(Interface dataset entries)
• • •
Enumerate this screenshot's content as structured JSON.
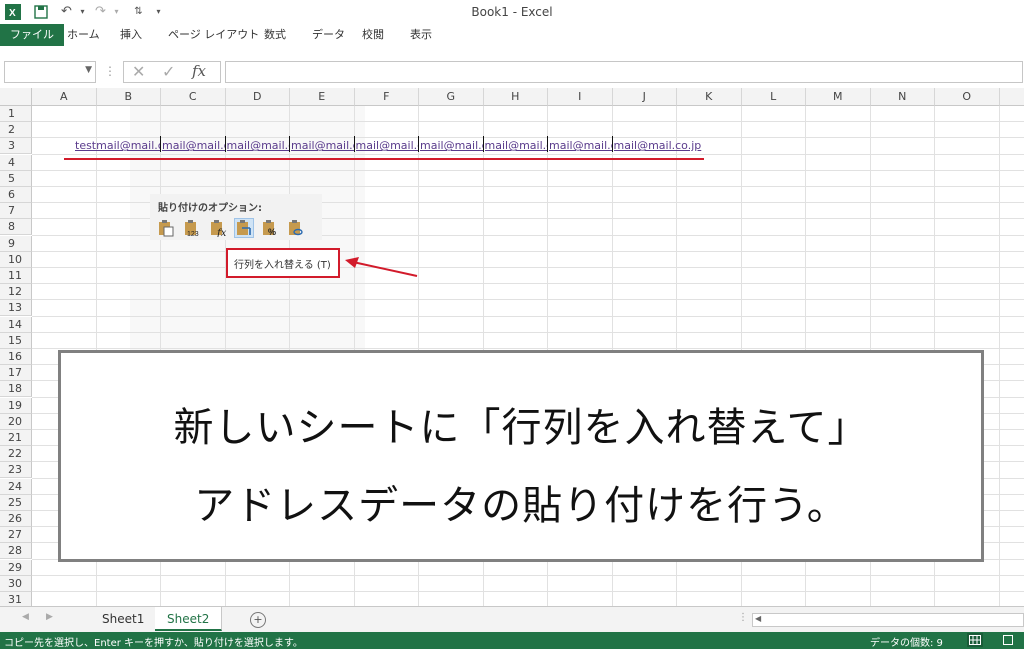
{
  "window": {
    "title": "Book1 - Excel"
  },
  "ribbon": {
    "tabs": [
      {
        "label": "ファイル",
        "active": true
      },
      {
        "label": "ホーム"
      },
      {
        "label": "挿入"
      },
      {
        "label": "ページ レイアウト"
      },
      {
        "label": "数式"
      },
      {
        "label": "データ"
      },
      {
        "label": "校閲"
      },
      {
        "label": "表示"
      }
    ]
  },
  "formula_bar": {
    "name_box": "",
    "fx": "fx",
    "value": ""
  },
  "grid": {
    "columns": [
      "A",
      "B",
      "C",
      "D",
      "E",
      "F",
      "G",
      "H",
      "I",
      "J",
      "K",
      "L",
      "M",
      "N",
      "O"
    ],
    "rows": [
      "1",
      "2",
      "3",
      "4",
      "5",
      "6",
      "7",
      "8",
      "9",
      "10",
      "11",
      "12",
      "13",
      "14",
      "15",
      "16",
      "17",
      "18",
      "19",
      "20",
      "21",
      "22",
      "23",
      "24",
      "25",
      "26",
      "27",
      "28",
      "29",
      "30",
      "31"
    ],
    "row3_cells": [
      "testmail@mail.co.jp",
      "mail@mail.co.jp",
      "mail@mail.co.jp",
      "mail@mail.co.jp",
      "mail@mail.co.jp",
      "mail@mail.co.jp",
      "mail@mail.co.jp",
      "mail@mail.co.jp",
      "mail@mail.co.jp"
    ],
    "accent_color": "#d21b2b"
  },
  "paste_options": {
    "title": "貼り付けのオプション:",
    "icons": [
      "paste-icon",
      "paste-values-icon",
      "paste-formulas-icon",
      "paste-transpose-icon",
      "paste-formatting-icon",
      "paste-link-icon"
    ],
    "tooltip": "行列を入れ替える (T)"
  },
  "overlay": {
    "line1": "新しいシートに「行列を入れ替えて」",
    "line2": "アドレスデータの貼り付けを行う。"
  },
  "sheets": [
    {
      "label": "Sheet1"
    },
    {
      "label": "Sheet2",
      "active": true
    }
  ],
  "status": {
    "message": "コピー先を選択し、Enter キーを押すか、貼り付けを選択します。",
    "count": "データの個数: 9"
  },
  "colors": {
    "excel_green": "#217346",
    "arrow_red": "#d21b2b"
  }
}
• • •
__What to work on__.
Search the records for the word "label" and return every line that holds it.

__Task response__.
        "label": "ファイル",
        "label": "ホーム"
        "label": "挿入"
        "label": "ページ レイアウト"
        "label": "数式"
        "label": "データ"
        "label": "校閲"
        "label": "表示"
      "label": "Sheet1"
      "label": "Sheet2",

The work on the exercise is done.